When is the best time for beneficiaries to Inherit?

Theodora Vaporis

Theodora A. Vaporis

Often times when I discuss drafting a Will for a client, we talk about whether the client’s children that are the beneficiaries should inherit outright or in trust. For many clients, if the child is over 21 or 25, the assumption is that the adult child should inherit outright. But is that really the best idea? So many factors should be considered in determining what is right for your estate plan and your beneficiaries.

Once a person inherits, the money is his or hers and is subject to his or her creditors, divorce and other personal liabilities. While many want to leave their money to their children, there is great concern that those children are not mature enough or financially prudent enough to handle sudden wealth. The clients spent a lifetime saving money and often the children inherit this money in one lump sum. Does this impact ambition? Parents may want to consider delaying the distribution until later in life. This allows the adult child to earn and gain their own independence before inheriting.

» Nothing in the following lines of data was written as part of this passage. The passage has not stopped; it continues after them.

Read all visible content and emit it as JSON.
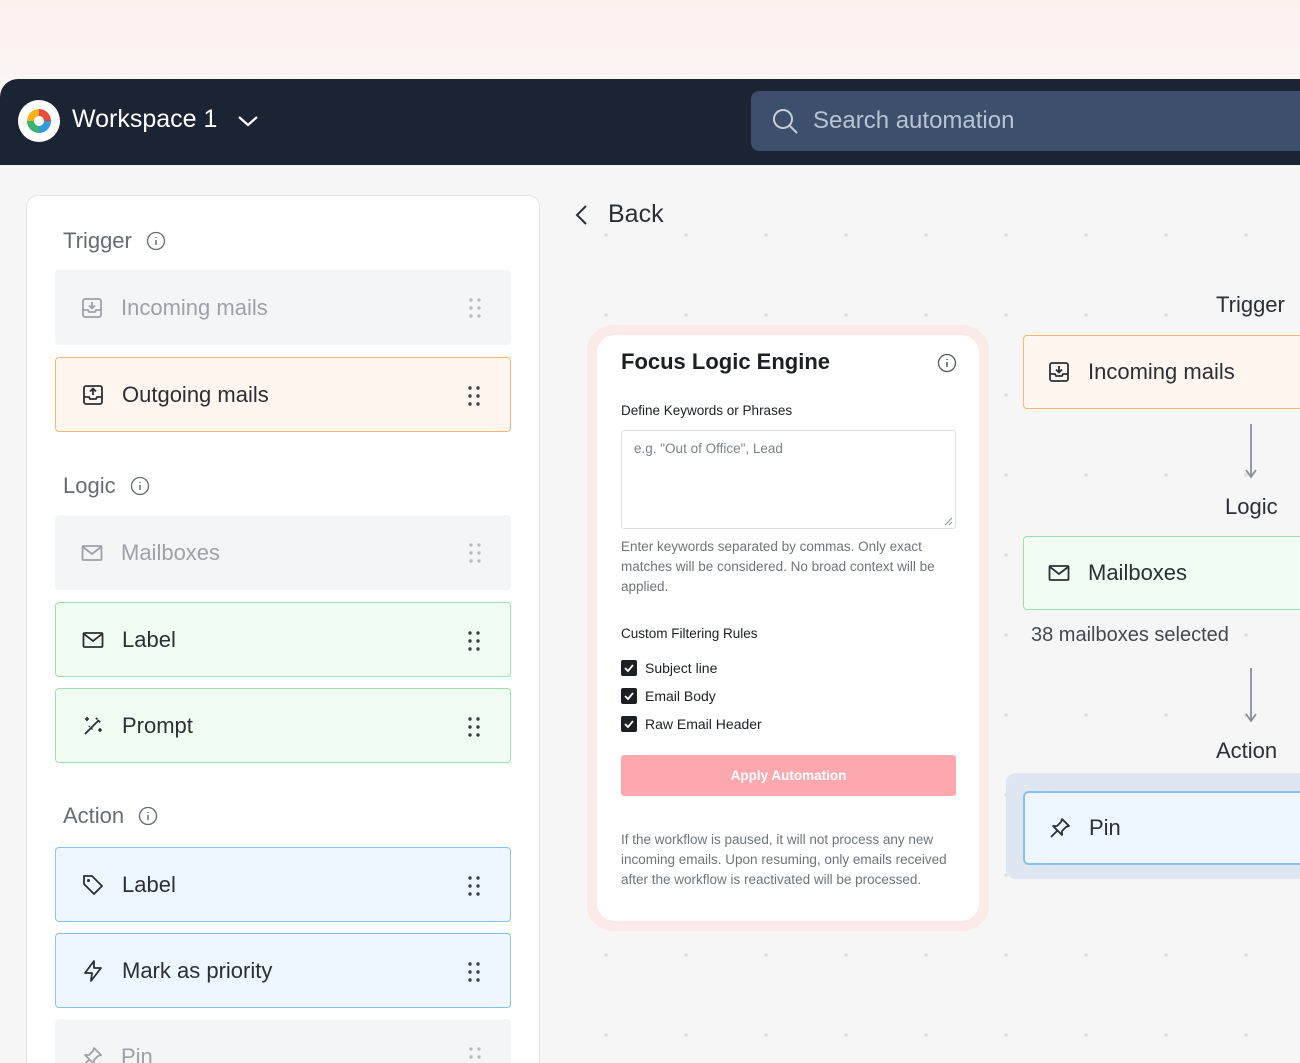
{
  "header": {
    "workspace": "Workspace 1",
    "search_placeholder": "Search automation"
  },
  "sidebar": {
    "trigger_title": "Trigger",
    "logic_title": "Logic",
    "action_title": "Action",
    "trigger_items": [
      {
        "label": "Incoming mails",
        "icon": "inbox-download-icon",
        "state": "disabled"
      },
      {
        "label": "Outgoing mails",
        "icon": "inbox-upload-icon",
        "state": "selected"
      }
    ],
    "logic_items": [
      {
        "label": "Mailboxes",
        "icon": "mail-icon",
        "state": "disabled"
      },
      {
        "label": "Label",
        "icon": "mail-icon",
        "state": "active"
      },
      {
        "label": "Prompt",
        "icon": "magic-wand-icon",
        "state": "active"
      }
    ],
    "action_items": [
      {
        "label": "Label",
        "icon": "tag-icon",
        "state": "active"
      },
      {
        "label": "Mark as priority",
        "icon": "lightning-icon",
        "state": "active"
      },
      {
        "label": "Pin",
        "icon": "pin-icon",
        "state": "disabled"
      }
    ]
  },
  "back_label": "Back",
  "card": {
    "title": "Focus Logic Engine",
    "keywords_label": "Define Keywords or Phrases",
    "keywords_placeholder": "e.g. \"Out of Office\", Lead",
    "keywords_hint": "Enter keywords separated by commas. Only exact matches will be considered. No broad context will be applied.",
    "rules_label": "Custom Filtering Rules",
    "rules": [
      {
        "label": "Subject line",
        "checked": true
      },
      {
        "label": "Email Body",
        "checked": true
      },
      {
        "label": "Raw Email Header",
        "checked": true
      }
    ],
    "apply_label": "Apply Automation",
    "footer_note": "If the workflow is paused, it will not process any new incoming emails. Upon resuming, only emails received after the workflow is reactivated will be processed."
  },
  "flow": {
    "trigger_label": "Trigger",
    "trigger_node": "Incoming mails",
    "logic_label": "Logic",
    "logic_node": "Mailboxes",
    "mailboxes_selected": "38 mailboxes selected",
    "action_label": "Action",
    "action_node": "Pin"
  },
  "colors": {
    "topbar": "#1b2433",
    "search": "#3d4f6c",
    "trigger_border": "#f6b774",
    "logic_border": "#9ee0ad",
    "action_border": "#87c1f2",
    "apply_button": "#fca8ae"
  }
}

The client making the Will may want the trust funds used for specific purposes: education, the purchase of a home, a wedding or to help fund retirement. They may also request that funds not be distributed until the beneficiary has hit certain milestones in their life unrelated to age. These are examples of “Incentive Trusts” which are often established because the client believes that a large inheritance can and will discourage the beneficiary’s drive to make their own way and create their own success. Incentives can be creative or standard. For example, the distribution can match the beneficiary’s own income which gives the beneficiary the incentive to make more money on their own because they will be getting a matching distribution. Exceptions can be carved out for certain professions such as teaching or non-profit work that may pay substantially less. In the alternative, you can reward educational milestones or come up with more creative ideas.

Aside from the more typical reasons to control or delay distributions to beneficiaries, I find more and more clients asking for “holdback provisions” in trusts which allow the trustee the authority to withhold distributions if the beneficiary has issues with substance abuse, criminal issues, marital problems or even immaturity and general bad judgment. Proper drafting can ensure when the inheritance is distributed, in what intervals or installments and under certain conditions.

If you would like to discuss the right time for your beneficiaries to inherit, I would be happy to meet with you at our offices at Black, Slaughter & Black, in either Greensboro or Charlotte.